(BRIEF) Copy out each line of the data that includes the string "축하드려요".

---------- PROVIDED INFORMATION

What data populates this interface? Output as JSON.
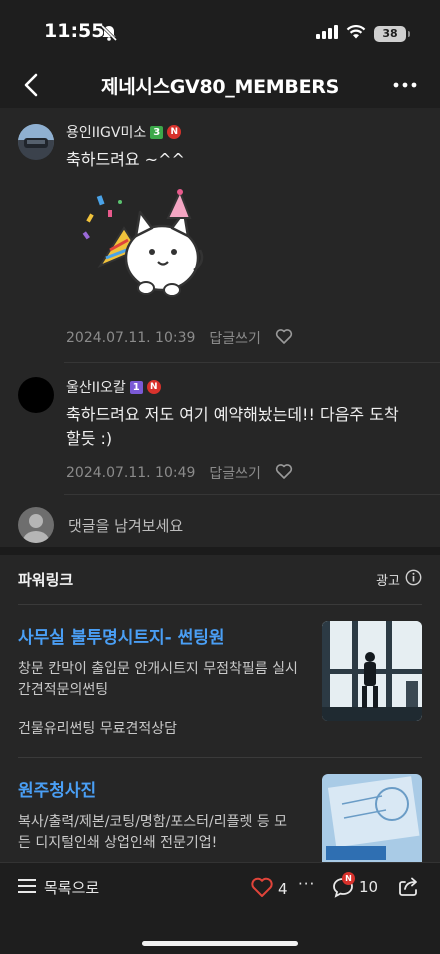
{
  "status": {
    "time": "11:55",
    "battery": "38"
  },
  "nav": {
    "title": "제네시스GV80_MEMBERS"
  },
  "comments": [
    {
      "author": "용인IIGV미소",
      "level": "3",
      "badge": "N",
      "text": "축하드려요 ~^^",
      "date": "2024.07.11. 10:39",
      "reply_label": "답글쓰기"
    },
    {
      "author": "울산II오칼",
      "level": "1",
      "badge": "N",
      "text": "축하드려요 저도 여기 예약해놨는데!! 다음주 도착 할듯 :)",
      "date": "2024.07.11. 10:49",
      "reply_label": "답글쓰기"
    }
  ],
  "reply_input": {
    "placeholder": "댓글을 남겨보세요"
  },
  "powerlink": {
    "title": "파워링크",
    "ad_label": "광고",
    "ads": [
      {
        "title": "사무실 불투명시트지- 썬팅원",
        "desc": "창문 칸막이 출입문 안개시트지 무점착필름 실시간견적문의썬팅",
        "desc2": "건물유리썬팅 무료견적상담"
      },
      {
        "title": "원주청사진",
        "desc": "복사/출력/제본/코팅/명함/포스터/리플렛 등 모든 디지털인쇄 상업인쇄 전문기업!"
      }
    ]
  },
  "bottom": {
    "list_label": "목록으로",
    "like_count": "4",
    "comment_count": "10",
    "comment_badge": "N"
  },
  "colors": {
    "background": "#1e1e1e",
    "content_bg": "#262626",
    "ad_title": "#4a9ff5",
    "like_heart": "#e0443a",
    "badge_red": "#d8322c",
    "level3_green": "#3ca84a",
    "level1_purple": "#7b5ad6"
  }
}
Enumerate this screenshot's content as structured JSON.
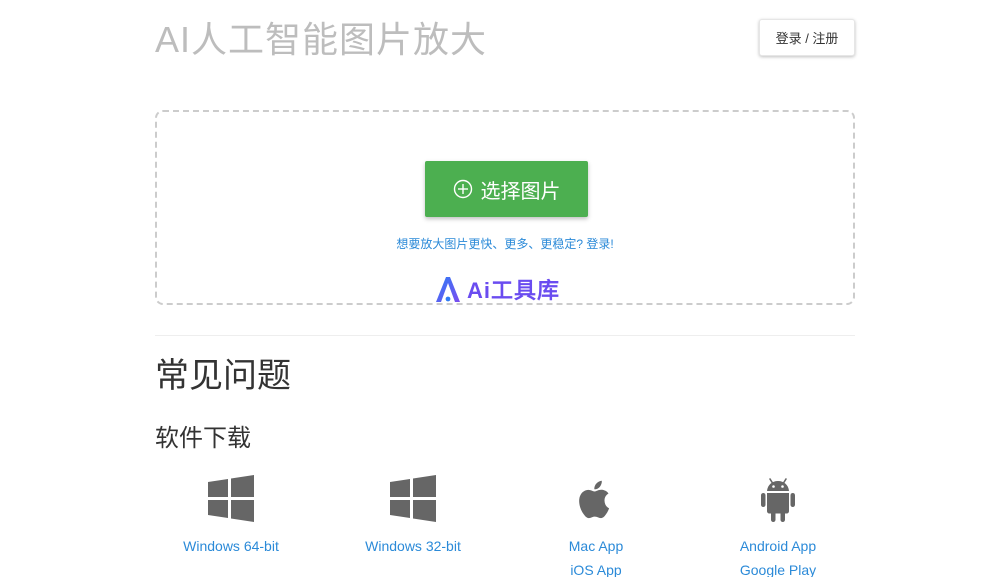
{
  "header": {
    "title": "AI人工智能图片放大",
    "login_label": "登录 / 注册"
  },
  "upload": {
    "select_label": "选择图片",
    "upgrade_text": "想要放大图片更快、更多、更稳定? 登录!",
    "watermark_text": "Ai工具库"
  },
  "faq": {
    "title": "常见问题",
    "software_title": "软件下载"
  },
  "downloads": [
    {
      "icon": "windows-icon",
      "links": [
        "Windows 64-bit"
      ]
    },
    {
      "icon": "windows-icon",
      "links": [
        "Windows 32-bit"
      ]
    },
    {
      "icon": "apple-icon",
      "links": [
        "Mac App",
        "iOS App"
      ]
    },
    {
      "icon": "android-icon",
      "links": [
        "Android App",
        "Google Play"
      ]
    }
  ],
  "colors": {
    "primary_button": "#4caf50",
    "link": "#2b8ad8",
    "title_gray": "#bdbdbd",
    "icon_gray": "#666666",
    "watermark": "#6a4cf0"
  }
}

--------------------

(ANSWER FOR THIS EXERCISE)
      "text": "축하드려요 ~^^",
      "text": "축하드려요 저도 여기 예약해놨는데!! 다음주 도착 할듯 :)",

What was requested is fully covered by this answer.